Until there is widespread adoption, this type of tech will remain expensive and technical. There will probably be a rough transition period where clients are learning to use these tools and I foresee a lot of calls dropped or sales opportunities lost. However, in the end, everyone will adapt to the future just as well as they have adapted to iPhones and other tools in the present.
So far, we have discussed communication within a team. How has the pandemic changed the way you interact and engage your customers? How much of your interactions have moved to digital such as chatbots, messaging apps, phone, or video calls?
With clients, because of COVID-19 our main “communications move” has been from phone and face-to-face meetings to video calls. Surprisingly, it was a very smooth transition and honestly in a lot of ways it was an improvement. Video calls are much better tools than plain old telephone calls. Video calls don’t require the driving time that face-to-face meetings require. As far as chatbots, we have discussed adding chatbots to some prospective client websites but haven’t had a bite yet.
In my experience, one of the trickiest parts of working with a remote team is giving honest feedback, in a way that doesn’t come across as too harsh. If someone is in front of you much of the nuance can be picked up in facial expressions and body language. But not when someone is remote. Can you give a few suggestions about how to best give constructive criticism to a remote team member?
I think this is more about being an effective manager than it is about the technology. It is true that remote work is harder, but if you are a caring human being who really wants what is best for everyone, that will come through regardless of the technology. I had to dissolve a position during this pandemic and let someone go through a video call. It was really tough, but because we had established a good relationship with this person, I don’t think the technology got in the way.
Can you give any specific ideas about how to create a sense of camaraderie and team cohesion when you are not physically together?
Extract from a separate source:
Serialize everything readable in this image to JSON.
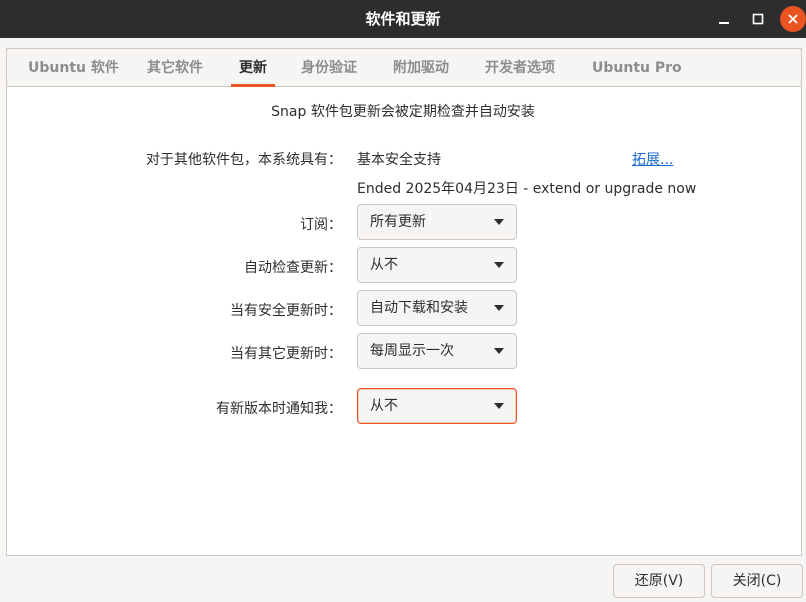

Our agency encourages the use of our messaging system to share personal info. On any given day, we may have paintings that someone’s child (or cat) made, or we’re sharing links to old favorite songs, or we’re teasing each other about being sore from working in the garden over the weekend. We all know more about each other’s households than we probably would if we weren’t working remotely. We also have weekly all-staff video calls where each person runs (quickly) down what’s going on with them business-wise and what they did over the weekend.
Ok wonderful. We are nearly done. Here is our last “meaty” question. You are a person of great influence. If you could inspire a movement, that would bring the most amount of good to the most amount of people, what would that be? You never know what your idea can trigger. 🙂
I’m a devoted Christian, so I have an easy go-to answer, which would be to inspire a world-wide Christian revival. That’s not an especially popular or politically correct answer so my backup (more printable) answer would be:
I see a driving concern especially with millennials to make businesses a force of good. You see that exemplified with organizations that have qualified to be a “B Corp.” I would argue that every well-run business is a force for good already. Every business that truly wants to do what’s best for their customers, their employees, their community, and their bottom line is, by definition, a force for good. I would like to inspire people to embrace this idea.
How can our readers further follow your work online?
LinkedIn Profile: www.linkedin.com/in/bpetro
Thank you so much for the time you spent doing this interview. This was very inspirational, and we wish you continued success.
About The Interviewer: David Liu is the founder and CEO ofDeltapath, an award-winning unified communications company that liberates organizations from the barriers of effective communication. Liu is known for his visionary leadership, organic growth strategies, and future-forward technology. Liu is highly committed to achieving a greater purpose with technology. Liu’s business insights are regularly featured in Forbes, Entrepreneur Magazine, Tech Crunch, and more.